5 March 2008 grant b 0

Ha’aretz reports on a rather unusual theory coming out of Hebrew University – that Moses was tripping his way down Mt. Sinai: “And all the […]

From Weight Into Light.

3 March 2008 grant b 0

PhysOrg brightens our day with a fun new invention that’s actually rather old-fashioned. It’s a gravity-powered lamp. The LED lamp, named Gravia, is an acrylic […]

Chimps are Wired for Words.

29 February 2008 grant b 0

ScienceDaily reports on new findings from the Yerkes National Primate Research Center, who say that chimpanzee brains are really close to human brains as far […]

Red Spot Mystery

25 February 2008 grant b 0

Discovery assures us that space contines to be utterly inexplicable – at least as far as that famous, bizarre, permanent hurricane on the King of […]

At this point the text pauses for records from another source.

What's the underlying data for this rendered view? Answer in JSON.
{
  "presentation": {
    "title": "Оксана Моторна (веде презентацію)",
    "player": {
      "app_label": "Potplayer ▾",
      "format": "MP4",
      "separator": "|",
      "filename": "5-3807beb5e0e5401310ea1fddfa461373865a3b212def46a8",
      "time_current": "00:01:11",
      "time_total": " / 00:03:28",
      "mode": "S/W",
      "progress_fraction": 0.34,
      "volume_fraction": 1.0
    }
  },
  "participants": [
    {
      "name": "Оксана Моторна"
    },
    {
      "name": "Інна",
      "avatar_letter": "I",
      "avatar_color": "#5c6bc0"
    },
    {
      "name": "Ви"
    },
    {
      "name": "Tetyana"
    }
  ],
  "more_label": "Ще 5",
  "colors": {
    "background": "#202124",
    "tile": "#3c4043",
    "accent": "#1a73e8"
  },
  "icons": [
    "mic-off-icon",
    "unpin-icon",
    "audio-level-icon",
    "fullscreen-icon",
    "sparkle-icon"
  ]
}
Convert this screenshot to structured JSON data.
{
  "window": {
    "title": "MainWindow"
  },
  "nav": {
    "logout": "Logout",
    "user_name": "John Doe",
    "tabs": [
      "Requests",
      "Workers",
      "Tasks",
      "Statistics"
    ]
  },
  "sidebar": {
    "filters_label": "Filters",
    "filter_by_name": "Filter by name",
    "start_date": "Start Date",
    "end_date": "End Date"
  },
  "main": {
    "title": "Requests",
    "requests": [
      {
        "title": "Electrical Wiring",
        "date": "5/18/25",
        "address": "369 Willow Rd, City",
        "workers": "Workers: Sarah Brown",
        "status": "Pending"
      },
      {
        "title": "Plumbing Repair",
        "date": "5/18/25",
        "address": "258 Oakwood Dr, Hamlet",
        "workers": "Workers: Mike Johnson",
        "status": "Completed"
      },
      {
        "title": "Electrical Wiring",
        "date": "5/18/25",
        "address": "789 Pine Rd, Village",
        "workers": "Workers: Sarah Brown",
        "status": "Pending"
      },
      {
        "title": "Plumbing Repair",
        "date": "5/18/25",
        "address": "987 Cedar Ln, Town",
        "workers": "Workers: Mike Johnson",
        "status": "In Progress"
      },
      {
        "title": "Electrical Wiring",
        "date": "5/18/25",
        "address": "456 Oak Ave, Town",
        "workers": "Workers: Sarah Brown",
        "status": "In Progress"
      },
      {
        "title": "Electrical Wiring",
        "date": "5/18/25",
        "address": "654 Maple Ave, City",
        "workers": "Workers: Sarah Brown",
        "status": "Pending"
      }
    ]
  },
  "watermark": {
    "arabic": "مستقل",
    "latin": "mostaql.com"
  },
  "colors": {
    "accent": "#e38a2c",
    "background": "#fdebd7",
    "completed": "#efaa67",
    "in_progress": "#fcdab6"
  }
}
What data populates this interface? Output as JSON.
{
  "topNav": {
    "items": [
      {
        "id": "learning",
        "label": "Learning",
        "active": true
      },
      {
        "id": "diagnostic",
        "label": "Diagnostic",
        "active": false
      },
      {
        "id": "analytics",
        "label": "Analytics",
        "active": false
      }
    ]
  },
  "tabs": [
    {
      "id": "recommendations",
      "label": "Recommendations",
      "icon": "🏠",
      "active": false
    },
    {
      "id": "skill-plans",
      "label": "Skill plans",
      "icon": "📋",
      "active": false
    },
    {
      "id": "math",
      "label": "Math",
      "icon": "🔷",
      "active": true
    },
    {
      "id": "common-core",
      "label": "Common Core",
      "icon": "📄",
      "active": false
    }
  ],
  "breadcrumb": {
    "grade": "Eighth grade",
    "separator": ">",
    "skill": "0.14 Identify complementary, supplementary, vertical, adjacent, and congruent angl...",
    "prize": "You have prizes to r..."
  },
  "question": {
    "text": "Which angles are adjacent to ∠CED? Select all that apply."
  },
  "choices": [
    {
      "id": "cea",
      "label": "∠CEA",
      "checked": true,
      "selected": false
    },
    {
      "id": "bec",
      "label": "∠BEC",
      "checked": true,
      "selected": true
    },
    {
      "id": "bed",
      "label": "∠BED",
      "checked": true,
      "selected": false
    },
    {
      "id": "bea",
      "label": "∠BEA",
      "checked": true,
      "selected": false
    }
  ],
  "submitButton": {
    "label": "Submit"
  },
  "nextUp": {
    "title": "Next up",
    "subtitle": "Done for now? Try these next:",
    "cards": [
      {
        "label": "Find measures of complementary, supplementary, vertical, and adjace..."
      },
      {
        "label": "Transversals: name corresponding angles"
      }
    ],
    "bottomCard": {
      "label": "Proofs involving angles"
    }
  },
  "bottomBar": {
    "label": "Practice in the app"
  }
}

SONG: Flip the Switch.

23 February 2008 grant b 0

SONG: “Flip the Switch” [Download] (To download: right-click & “Save As”) ARTIST: grant. SOURCE: “Deep brain stimulation may help Alzheimer patient’s memories”, Telegraph.co.uk, 31 January […]

Cloned Booger.

22 February 2008 grant b 0

BBC News reports on a new breakthrough from South Korea. A biotech firm named RNL Bio is cloning a pit bull named Booger: RNL Bio […]

A Flying Telescope!

21 February 2008 grant b 0

How I resisted calling this “Eye in the Sky” I don’t know. But yeah, Universe Today is all excited about SOFIA (Stratospheric Observatory for Infrared […]

Making Oil Out of Thin Air.

20 February 2008 grant b 2

That’s what they’re doing at Los Alamos National Laboratory, according to the New York Times. Zap CO2 and H2O from the atmosphere with electricity and […]

Star Wars Practice Run?

19 February 2008 grant b 0

So, Wired’s Danger Room has an interesting take on the Pentagon’s response to that crashing spy satellite we mentioned here not too long ago. See, […]

Sexbots. Better. Faster.

18 February 2008 grant b 2

From the AFP newswire, a new blossoming of interest in robots built for sex: Called Honeydolls, the lifesize figures are made from surgical-grade silicone and […]